Priscilla and Steven are incredibly open about their polyamorous romances on social media, however they keep the identities of their dates hidden.

'We started answering a lot of questions and so began making content based around that but our intention was, and still is, to inspire people to live their best lives while becoming their best selves, to see the world and have as many peak life experiences as possible and also to educate and provide resources to help people structure their lives in a way that they can live freely,' Priscilla explained

...Priscilla notes that a love interest will not move into the couple's home immediately but that the three of them will spend a lot of time together. "...'Moving in together is a big step. That should only happen when everyone feels it's time.'

●  Currently going around Facebook:

Image link.

On a related note, Moose and I are off to our third day at the daily BLM demo in our white-bread suburb. It's being run mostly by high-school kids. The car-honking in support is like nothing I've seen before at vigils in my 30 years here. The honking is sometimes almost continuous despite the thinner commuting traffic. Something really is happening.  

See you next Friday, unless news presses sooner.

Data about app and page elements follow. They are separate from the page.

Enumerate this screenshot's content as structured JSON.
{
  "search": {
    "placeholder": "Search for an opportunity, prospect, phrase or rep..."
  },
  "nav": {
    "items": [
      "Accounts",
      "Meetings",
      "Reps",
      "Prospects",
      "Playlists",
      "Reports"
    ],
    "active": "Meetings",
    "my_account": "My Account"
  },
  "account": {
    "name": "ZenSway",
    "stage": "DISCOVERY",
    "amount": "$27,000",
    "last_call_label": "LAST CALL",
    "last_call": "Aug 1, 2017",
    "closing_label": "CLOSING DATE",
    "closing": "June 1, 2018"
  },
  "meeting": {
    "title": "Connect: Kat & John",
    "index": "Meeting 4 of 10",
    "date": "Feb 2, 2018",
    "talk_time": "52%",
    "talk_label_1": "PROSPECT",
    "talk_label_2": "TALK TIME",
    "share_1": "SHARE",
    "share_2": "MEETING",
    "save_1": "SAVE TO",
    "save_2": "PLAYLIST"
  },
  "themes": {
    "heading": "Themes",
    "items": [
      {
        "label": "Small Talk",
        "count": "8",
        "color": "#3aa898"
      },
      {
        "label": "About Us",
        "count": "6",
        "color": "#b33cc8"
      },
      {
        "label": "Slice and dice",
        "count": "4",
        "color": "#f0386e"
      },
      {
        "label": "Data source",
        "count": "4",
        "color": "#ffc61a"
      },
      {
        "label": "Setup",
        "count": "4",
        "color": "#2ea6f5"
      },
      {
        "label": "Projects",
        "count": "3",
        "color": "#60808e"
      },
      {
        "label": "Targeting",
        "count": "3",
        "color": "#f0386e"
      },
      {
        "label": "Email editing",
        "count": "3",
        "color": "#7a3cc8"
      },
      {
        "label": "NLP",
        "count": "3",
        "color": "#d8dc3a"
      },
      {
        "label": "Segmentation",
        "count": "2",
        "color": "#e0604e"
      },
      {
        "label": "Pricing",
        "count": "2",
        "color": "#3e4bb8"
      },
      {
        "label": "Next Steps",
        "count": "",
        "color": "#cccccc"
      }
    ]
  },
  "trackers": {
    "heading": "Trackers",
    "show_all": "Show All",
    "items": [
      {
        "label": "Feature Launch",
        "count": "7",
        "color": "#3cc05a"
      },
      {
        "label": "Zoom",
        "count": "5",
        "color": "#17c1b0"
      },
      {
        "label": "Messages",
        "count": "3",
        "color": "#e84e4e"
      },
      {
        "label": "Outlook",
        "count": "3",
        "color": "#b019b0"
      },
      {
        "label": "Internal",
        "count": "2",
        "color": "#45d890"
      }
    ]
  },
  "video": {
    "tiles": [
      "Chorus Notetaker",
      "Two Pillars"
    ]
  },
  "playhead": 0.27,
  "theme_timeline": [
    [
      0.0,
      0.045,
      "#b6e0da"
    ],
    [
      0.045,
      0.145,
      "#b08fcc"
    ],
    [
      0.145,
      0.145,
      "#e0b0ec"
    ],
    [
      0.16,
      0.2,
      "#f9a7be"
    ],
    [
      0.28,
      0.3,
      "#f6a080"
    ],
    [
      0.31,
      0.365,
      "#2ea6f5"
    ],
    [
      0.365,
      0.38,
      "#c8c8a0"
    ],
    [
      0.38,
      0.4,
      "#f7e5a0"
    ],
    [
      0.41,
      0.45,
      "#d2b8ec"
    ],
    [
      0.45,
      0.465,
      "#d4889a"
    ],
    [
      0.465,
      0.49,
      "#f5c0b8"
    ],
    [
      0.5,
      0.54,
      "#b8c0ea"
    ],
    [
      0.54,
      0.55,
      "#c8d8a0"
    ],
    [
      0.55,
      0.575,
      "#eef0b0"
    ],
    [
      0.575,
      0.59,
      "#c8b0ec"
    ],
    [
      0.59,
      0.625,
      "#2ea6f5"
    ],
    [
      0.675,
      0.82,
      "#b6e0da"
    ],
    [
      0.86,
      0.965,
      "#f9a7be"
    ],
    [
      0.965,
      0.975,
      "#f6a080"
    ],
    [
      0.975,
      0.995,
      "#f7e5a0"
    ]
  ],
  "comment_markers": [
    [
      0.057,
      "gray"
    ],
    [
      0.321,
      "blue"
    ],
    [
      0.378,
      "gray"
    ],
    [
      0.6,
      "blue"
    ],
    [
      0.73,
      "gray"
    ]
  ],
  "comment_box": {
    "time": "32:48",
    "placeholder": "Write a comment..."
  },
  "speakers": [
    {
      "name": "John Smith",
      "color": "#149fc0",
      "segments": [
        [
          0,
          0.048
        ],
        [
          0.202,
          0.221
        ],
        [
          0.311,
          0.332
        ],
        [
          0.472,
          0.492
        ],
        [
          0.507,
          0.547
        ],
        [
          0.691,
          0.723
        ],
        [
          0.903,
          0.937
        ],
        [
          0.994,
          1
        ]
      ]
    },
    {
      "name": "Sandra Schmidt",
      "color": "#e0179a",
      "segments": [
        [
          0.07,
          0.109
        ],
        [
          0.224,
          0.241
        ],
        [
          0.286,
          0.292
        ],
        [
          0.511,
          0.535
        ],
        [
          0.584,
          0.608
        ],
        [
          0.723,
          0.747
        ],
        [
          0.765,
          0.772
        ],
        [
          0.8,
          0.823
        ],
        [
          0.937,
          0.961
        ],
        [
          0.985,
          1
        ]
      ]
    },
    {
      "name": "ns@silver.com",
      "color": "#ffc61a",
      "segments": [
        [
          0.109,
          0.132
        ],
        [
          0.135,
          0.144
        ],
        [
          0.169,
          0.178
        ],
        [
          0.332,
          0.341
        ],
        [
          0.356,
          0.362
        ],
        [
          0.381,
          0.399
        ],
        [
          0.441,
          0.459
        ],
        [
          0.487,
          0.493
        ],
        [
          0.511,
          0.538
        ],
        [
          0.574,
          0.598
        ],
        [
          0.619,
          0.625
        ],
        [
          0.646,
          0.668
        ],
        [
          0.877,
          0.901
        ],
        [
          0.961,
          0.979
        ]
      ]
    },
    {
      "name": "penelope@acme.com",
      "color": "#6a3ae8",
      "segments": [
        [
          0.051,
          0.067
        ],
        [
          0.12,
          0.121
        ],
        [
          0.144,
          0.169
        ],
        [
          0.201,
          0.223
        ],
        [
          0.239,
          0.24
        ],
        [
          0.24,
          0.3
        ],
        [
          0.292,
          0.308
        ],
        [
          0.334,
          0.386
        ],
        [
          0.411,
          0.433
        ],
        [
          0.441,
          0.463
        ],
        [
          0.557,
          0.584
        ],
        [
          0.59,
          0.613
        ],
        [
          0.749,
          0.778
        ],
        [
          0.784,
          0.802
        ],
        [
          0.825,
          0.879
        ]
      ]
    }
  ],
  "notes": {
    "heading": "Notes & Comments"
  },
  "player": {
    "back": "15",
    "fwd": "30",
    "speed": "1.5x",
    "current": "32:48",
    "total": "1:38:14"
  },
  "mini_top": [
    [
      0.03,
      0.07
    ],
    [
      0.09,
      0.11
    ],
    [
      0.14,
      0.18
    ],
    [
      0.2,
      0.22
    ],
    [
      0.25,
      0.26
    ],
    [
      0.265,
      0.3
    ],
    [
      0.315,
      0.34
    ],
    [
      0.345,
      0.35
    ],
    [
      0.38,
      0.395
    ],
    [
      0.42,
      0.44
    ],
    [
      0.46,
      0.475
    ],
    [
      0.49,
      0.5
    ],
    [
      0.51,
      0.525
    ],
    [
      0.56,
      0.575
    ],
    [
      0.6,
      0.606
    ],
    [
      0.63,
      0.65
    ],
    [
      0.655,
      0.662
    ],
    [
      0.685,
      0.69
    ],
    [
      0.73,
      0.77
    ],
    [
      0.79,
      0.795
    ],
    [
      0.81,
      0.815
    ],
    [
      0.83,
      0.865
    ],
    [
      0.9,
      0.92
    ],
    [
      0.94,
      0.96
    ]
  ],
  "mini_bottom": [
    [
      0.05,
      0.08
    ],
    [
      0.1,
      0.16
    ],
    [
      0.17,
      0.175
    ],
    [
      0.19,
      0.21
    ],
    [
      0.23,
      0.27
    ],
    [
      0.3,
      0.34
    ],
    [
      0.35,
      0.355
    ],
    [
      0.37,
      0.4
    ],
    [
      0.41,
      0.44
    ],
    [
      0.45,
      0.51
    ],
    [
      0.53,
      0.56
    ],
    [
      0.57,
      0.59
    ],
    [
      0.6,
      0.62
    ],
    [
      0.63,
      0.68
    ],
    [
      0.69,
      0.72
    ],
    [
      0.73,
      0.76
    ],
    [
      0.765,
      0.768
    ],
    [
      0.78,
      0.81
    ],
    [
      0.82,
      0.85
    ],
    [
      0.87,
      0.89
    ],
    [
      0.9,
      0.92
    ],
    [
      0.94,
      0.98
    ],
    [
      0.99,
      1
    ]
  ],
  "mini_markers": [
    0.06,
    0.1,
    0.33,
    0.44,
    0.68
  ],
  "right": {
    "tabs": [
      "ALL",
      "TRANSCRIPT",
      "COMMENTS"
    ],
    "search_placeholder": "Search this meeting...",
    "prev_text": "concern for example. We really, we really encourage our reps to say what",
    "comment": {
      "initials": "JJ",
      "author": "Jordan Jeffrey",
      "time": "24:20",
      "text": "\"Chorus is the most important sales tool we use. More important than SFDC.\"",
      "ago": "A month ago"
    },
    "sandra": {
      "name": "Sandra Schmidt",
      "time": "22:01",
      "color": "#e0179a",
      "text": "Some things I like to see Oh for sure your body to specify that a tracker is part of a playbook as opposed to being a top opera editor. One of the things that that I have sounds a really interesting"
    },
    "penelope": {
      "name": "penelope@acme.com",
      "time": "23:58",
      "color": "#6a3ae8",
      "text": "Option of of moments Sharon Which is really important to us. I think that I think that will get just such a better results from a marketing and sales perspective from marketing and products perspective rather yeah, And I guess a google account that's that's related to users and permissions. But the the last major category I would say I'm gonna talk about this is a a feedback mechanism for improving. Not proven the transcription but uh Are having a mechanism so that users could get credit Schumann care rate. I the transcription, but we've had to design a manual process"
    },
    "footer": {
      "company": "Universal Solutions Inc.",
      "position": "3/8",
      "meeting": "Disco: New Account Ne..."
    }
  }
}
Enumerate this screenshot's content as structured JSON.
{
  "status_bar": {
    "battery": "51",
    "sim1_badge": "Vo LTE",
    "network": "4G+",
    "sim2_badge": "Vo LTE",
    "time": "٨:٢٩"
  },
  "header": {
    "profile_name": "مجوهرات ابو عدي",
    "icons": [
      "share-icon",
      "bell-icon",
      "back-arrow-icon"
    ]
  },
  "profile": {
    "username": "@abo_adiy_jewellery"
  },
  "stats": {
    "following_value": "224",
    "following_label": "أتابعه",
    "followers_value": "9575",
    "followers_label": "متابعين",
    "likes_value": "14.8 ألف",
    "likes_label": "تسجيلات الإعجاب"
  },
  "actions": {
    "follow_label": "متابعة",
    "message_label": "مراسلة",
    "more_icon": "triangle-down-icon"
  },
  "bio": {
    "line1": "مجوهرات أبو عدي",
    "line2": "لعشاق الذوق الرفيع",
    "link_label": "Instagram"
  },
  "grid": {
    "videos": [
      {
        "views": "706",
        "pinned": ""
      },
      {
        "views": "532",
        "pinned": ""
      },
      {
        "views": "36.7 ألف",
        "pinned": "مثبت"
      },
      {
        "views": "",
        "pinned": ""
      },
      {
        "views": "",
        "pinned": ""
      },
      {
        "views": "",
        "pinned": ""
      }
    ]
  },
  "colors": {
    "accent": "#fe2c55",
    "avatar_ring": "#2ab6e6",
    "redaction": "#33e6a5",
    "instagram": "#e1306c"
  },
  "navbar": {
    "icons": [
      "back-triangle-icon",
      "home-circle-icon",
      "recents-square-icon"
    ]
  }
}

1.  CNM, consensual non-monogamy, has quickly become an umbrella term among psychologists and sociologists (it covers not just polyamory but also open relationships, swinging, etc.), because it is defined exactly, by behavior. Just like MSM, "men who have sex with men," which is used in medicine because it includes self-closeted men who don't consider themselves gay or bi. (Think former U.S. Senator Larry "Wide Stance" Craig, R-Idaho, a homophobe with favorite airport mens' rooms.)

Labels: , ,